Start by backing Biba’s call for a consultation on the hike in the FSCS levy by downloading the template letter from Biba’s website and sending it to your MP.

Consider also attending Biba’s compliance forums, currently being held across the UK. These provide updates on regulation and the chance to discuss problems informally.

Strategy 4. New markets

Entering a new market may boost your bottom line, as we have seen above, but how do you spot one? Newall at Lockyer says the firm continually monitors the numbers of businesses in a range of industries. “We try to stick to recession- resistant industries and avoid those where we have seen company numbers decreasing, such as construction and tanning salons.”

Hamilton Fraser Insurance, which operates in niche areas including medical malpractice and rented properties, monitors legislation in case it should create a new need for a new service. When the Healthcare Commission was replaced with the Care Quality Commission in March 2009, a new requirement for all primary healthcare providers to be authorised led to a need for a range of checks, including health and safety surveys, fire risk assessments and emergency planning.

Compliance and technical director Ian Langley says: “We knew smaller practices did not have the resources to do all the paperwork so we have been able to develop a market in providing risk management to these clients, picking up extra revenue in the process despite the fact our commissions were being squeezed.”

As the Care Quality Commission is currently expanding the list of providers that must be authorised to include dentists and later GPs, Fraser Hamilton’s market is growing too.

With so many ways to maximise profits, even in present market conditions there is no reason why the future for all brokers should not look as bright as it does for Fraser Hamilton and Lockyer.

Research: How to make more profit from existing customers

Jelf Insurance Brokers introduced a raft of extra services after a survey of existing customers revealed gaps in the market. It began three years ago when the broker surveyed some 20,000 clients, in a research project that remains ongoing.

Chief executive Alex Alway says: “Any foundation for increasing business must be based on getting to know your clients better.
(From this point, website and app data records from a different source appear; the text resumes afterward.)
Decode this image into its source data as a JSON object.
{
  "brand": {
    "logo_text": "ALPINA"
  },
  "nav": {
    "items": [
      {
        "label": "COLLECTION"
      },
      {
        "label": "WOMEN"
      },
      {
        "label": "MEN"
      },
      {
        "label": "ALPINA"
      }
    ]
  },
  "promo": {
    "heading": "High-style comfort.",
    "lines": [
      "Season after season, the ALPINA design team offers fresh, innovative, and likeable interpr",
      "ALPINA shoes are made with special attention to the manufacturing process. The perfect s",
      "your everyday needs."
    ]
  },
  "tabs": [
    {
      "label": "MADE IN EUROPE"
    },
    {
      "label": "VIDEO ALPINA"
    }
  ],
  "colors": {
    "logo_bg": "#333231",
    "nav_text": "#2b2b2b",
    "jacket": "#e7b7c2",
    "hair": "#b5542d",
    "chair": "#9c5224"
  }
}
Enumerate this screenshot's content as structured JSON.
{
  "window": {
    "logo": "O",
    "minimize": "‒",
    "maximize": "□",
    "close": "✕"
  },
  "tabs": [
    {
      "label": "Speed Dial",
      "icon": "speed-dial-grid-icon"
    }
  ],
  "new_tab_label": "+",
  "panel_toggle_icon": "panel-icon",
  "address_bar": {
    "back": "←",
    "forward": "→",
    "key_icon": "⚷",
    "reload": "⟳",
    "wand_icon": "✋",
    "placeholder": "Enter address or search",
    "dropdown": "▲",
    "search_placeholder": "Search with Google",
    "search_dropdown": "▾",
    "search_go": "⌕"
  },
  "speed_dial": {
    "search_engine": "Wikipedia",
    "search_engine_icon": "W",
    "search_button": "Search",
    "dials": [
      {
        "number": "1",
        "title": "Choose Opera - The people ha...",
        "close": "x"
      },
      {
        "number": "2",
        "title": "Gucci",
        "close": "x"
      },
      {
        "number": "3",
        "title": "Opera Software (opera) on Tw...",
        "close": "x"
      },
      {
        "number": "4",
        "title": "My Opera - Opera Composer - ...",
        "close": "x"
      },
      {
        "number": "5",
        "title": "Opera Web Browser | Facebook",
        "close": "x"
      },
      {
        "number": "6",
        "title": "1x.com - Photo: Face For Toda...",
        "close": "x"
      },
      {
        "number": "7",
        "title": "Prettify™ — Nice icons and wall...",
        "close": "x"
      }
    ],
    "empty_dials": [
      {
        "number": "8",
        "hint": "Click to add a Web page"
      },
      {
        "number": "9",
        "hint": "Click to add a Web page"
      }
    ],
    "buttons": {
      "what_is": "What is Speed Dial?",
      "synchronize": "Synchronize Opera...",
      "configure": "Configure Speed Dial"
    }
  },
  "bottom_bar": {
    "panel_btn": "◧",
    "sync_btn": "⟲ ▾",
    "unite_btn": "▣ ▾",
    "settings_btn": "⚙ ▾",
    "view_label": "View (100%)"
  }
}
So we started surveying our clients to find out what they thought of us and what else they needed, and this led to a mine of useful information.”

As a result, Jelf now offers risk management, litigation cover and claims management. It formed alliances with other firms to provide these services, but Jelf gets commission from referrals, as well as deeper relationship with its clients.

Jelf also organises advice forums and seminars: for example the Pensions Minister, Steve Webb, will shortly attend a seminar on pensions because many clients had said they wanted to discuss their corporate pensions.

Further forums on healthcare and insurance are planned.

How smaller brokers can grow profits through acquisitions

For smaller brokers, now might not seem like the ideal time to buy another firm but managing director of Hansen Young Consulting, Andrew Linnell, insists: “Since the downturn, prices make it much more feasible.There is plenty of money out there for strong companies with good business plans.”

What are the pitfalls? “Commercial due diligence is crucial. An example would be if the boss of the company is selling up because he’s retiring and it turns out that all his clients are business owners in their 60s too and therefore about to disappear as clients. Thorough commercial due diligence will pick this up.”